* _Your goal_: Every line of the entries that holds the word "видео" is to be copied.

* _The data_:
• • • • •

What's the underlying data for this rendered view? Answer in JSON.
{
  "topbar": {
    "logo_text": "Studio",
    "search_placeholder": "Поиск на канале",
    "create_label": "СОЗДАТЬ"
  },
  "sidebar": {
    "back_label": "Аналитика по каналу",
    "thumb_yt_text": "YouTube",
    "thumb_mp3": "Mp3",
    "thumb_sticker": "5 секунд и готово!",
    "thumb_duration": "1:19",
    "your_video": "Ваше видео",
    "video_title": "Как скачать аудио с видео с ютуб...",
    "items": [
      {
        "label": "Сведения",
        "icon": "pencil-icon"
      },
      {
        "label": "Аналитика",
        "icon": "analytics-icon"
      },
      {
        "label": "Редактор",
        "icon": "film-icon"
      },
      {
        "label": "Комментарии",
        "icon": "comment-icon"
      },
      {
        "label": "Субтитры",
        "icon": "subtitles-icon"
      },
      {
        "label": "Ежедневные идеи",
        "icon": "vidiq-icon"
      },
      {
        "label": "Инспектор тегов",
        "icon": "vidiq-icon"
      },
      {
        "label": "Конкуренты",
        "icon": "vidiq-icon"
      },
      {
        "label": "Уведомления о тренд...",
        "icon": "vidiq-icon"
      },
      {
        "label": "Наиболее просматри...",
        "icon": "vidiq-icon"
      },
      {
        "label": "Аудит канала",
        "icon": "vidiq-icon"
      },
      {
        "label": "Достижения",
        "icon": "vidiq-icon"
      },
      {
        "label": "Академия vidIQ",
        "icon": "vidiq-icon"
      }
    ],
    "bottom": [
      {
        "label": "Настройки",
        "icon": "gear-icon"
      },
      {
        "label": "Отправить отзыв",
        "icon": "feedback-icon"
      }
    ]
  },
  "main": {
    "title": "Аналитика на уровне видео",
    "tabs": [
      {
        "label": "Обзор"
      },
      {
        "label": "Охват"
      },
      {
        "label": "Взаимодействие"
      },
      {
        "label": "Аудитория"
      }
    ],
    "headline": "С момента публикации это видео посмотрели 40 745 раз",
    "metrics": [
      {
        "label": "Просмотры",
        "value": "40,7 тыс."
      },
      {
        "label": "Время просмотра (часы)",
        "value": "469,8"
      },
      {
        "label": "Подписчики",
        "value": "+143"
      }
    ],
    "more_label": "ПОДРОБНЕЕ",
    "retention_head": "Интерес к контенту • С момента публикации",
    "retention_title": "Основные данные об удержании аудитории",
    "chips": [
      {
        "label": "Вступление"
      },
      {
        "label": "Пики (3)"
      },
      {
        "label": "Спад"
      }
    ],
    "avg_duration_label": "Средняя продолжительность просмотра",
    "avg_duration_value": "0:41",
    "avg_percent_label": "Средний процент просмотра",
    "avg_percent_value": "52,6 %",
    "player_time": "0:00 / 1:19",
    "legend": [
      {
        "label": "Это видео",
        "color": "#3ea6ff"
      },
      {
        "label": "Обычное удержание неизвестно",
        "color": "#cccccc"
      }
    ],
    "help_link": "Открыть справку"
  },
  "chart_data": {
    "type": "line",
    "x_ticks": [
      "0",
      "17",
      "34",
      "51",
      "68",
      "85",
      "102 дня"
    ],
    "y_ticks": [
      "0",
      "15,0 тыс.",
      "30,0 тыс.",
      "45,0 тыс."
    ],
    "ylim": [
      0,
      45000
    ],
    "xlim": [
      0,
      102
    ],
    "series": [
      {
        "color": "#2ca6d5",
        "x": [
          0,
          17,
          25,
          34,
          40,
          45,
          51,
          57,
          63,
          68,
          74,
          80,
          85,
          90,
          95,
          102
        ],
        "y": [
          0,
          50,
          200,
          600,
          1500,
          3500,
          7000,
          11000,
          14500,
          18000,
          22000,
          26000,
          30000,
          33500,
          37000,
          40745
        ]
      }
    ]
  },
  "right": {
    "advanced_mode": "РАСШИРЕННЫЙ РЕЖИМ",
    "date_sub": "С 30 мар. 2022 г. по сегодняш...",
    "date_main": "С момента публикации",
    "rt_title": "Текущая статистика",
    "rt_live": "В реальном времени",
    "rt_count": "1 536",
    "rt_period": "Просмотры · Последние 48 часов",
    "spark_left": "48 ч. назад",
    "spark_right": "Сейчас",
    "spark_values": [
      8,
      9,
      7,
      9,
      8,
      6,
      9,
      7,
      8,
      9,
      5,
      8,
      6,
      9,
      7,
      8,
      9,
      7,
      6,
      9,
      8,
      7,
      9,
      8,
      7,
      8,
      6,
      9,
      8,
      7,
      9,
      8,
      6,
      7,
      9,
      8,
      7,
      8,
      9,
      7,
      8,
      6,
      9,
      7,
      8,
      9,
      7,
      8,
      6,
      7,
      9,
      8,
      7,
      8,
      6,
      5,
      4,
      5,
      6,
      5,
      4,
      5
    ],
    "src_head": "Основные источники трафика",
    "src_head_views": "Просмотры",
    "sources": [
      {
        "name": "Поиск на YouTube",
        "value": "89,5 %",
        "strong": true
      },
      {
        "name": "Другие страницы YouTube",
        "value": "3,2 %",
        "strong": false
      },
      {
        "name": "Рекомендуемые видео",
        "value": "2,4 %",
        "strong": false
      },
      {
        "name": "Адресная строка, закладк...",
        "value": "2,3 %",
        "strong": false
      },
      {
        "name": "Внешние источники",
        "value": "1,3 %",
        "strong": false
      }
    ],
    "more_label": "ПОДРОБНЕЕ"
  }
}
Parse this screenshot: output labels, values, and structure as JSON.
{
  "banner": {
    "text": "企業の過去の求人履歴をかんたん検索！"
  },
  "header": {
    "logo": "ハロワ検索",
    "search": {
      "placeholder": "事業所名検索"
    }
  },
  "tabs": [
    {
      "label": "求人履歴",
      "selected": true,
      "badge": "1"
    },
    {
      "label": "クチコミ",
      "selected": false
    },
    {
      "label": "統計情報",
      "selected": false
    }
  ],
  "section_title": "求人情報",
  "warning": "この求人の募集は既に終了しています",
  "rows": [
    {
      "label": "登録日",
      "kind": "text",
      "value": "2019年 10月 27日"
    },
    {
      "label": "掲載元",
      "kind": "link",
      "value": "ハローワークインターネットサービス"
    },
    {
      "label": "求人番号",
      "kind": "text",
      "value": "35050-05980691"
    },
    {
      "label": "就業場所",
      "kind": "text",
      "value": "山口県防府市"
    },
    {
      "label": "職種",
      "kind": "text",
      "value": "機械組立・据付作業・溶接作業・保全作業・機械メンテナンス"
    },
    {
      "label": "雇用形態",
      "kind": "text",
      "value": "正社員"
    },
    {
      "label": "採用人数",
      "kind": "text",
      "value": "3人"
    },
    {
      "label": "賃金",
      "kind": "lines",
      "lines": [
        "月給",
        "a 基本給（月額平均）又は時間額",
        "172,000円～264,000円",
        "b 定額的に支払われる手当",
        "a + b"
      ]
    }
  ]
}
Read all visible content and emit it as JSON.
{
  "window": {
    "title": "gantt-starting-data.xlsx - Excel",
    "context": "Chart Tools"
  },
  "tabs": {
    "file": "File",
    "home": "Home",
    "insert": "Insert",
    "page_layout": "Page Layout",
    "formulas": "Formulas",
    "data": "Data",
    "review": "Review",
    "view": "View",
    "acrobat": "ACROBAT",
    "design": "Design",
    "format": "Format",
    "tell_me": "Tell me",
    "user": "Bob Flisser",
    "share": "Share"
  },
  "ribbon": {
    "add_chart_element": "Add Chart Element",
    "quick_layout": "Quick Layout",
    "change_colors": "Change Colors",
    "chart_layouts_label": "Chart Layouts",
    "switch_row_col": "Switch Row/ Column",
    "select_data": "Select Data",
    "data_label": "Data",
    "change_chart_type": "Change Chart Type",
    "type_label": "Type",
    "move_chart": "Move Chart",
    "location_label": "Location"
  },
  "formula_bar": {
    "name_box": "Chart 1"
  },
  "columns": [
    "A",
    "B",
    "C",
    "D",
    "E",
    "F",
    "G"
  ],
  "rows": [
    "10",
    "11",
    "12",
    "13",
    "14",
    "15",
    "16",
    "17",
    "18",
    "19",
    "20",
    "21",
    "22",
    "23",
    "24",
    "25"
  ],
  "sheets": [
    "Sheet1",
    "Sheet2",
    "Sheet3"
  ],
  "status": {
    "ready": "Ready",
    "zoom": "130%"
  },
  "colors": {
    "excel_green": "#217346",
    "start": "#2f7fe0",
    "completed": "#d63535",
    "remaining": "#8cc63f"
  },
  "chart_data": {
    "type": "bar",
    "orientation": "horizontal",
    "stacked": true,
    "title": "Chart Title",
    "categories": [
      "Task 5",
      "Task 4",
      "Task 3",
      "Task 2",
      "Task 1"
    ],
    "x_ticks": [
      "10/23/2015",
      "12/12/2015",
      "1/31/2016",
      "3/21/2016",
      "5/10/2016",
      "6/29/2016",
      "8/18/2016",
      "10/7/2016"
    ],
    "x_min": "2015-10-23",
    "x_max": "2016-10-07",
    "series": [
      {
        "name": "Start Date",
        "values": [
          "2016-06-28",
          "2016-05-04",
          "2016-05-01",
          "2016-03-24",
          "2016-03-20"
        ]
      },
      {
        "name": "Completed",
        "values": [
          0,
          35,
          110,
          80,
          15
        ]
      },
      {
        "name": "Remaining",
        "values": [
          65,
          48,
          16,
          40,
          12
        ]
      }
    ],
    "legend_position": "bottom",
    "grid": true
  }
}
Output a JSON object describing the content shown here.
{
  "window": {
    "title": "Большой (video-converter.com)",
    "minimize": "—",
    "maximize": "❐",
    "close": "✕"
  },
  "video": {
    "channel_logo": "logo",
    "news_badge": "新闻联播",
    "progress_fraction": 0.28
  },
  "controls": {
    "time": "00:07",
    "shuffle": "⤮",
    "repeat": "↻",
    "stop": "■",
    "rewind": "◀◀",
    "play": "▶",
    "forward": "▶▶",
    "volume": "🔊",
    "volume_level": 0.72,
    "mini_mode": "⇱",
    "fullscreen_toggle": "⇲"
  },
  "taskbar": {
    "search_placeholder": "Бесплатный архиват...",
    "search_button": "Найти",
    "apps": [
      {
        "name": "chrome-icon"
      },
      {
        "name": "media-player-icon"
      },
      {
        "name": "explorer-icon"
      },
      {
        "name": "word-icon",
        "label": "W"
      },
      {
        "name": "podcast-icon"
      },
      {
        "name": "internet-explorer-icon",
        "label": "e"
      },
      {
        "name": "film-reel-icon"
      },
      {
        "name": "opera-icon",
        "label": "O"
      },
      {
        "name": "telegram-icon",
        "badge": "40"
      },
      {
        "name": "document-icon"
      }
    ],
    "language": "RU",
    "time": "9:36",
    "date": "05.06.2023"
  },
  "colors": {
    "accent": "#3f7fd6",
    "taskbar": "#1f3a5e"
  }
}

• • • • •

* _Answer box_:
    "your_video": "Ваше видео",
    "video_title": "Как скачать аудио с видео с ютуб...",
    "title": "Аналитика на уровне видео",
    "headline": "С момента публикации это видео посмотрели 40 745 раз",
        "label": "Это видео",
        "name": "Рекомендуемые видео",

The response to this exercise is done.